Responsibility: The Buck Stops Here

There is a meme that has circulated around the internet for awhile. Perhaps you’ve heard it.

I am responsible for what I say.
I am not responsible for what you understand.

That’s not a statement most professional writers would make.  We are responsible for your understanding. If we are unable to convey our intent to you, we have failed in our job. Readers don’t want to pick up a book they can’t understand. (And if you are employed as a writer of corporate press releases, software documentation, or grant proposals – being understood is extremely important.)

Let’s look at an example with which many will be familiar, The Beatles’ song, “Let it Be.”

When I find myself in times of trouble, Mother Mary comes to me
Speaking words of wisdom, let it be
And in my hour of darkness she is standing right in front of me
Speaking words of wisdom, let it be

I suspect if you ask most listeners for the identity of “Mother Mary,” they would say, “Mary, the mother of Jesus.”
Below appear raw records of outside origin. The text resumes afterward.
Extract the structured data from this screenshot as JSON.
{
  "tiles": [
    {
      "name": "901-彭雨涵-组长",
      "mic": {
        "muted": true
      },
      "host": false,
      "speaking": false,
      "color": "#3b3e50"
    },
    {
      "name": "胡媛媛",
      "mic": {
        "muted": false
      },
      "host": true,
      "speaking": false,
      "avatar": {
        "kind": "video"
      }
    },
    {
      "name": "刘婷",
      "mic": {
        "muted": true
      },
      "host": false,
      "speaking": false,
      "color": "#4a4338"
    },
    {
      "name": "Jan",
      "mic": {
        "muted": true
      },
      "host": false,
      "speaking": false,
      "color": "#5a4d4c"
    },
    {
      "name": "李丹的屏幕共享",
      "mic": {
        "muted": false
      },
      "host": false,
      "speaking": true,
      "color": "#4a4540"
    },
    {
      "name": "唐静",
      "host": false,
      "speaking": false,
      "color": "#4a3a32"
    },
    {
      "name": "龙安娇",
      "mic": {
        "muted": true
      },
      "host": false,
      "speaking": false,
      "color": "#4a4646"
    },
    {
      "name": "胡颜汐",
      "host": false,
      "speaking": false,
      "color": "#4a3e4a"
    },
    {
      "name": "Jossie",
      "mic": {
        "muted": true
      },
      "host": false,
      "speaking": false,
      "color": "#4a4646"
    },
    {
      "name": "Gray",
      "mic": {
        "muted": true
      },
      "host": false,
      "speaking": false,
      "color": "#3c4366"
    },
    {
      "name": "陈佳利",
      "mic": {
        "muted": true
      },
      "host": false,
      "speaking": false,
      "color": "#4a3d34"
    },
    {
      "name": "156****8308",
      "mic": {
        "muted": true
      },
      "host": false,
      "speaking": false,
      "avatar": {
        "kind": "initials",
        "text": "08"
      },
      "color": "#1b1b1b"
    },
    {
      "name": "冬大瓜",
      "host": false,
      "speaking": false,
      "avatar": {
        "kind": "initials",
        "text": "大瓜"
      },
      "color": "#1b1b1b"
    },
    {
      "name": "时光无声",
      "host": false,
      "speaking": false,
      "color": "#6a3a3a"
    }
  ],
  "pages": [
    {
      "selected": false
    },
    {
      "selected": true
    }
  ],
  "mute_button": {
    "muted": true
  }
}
However, Paul McCartney claims the lyrics refer to his mother, Mary (Mohin) McCartney, who died when he was 14. Allegedly he dreamt of her while working on The White Album, which inspired the lyrics to this song.

Was he successful in conveying his intent? I’d suggest not.

(However, I’d also suggest his true intent with the song, as with most of his songs, was to record something his fans would enjoy. So while he might have been inspired to write the lyrics by a dream he had of his mother, he knew full well that his fans would interpret the song differently.)

Which of course is completely fine. The interpretation of a reader or listener doesn’t have to match that of the author.

This doesn’t contradict what I said above. 

For authors of fiction or poetry, it isn’t mandatory that our readers “get” the exact same meaning of our intent. But it is still our responsibility that they are emotionally moved in some manner. It is our responsibility that our words have an impact. For fiction and poetry, there are no wrong interpretations.

For authors of press releases, software documentation, grant proposals, newspaper articles, or other works of non-fiction, it is our responsibility that readers interpret what we say the way we intended. For non-fiction, there are wrong interpretations.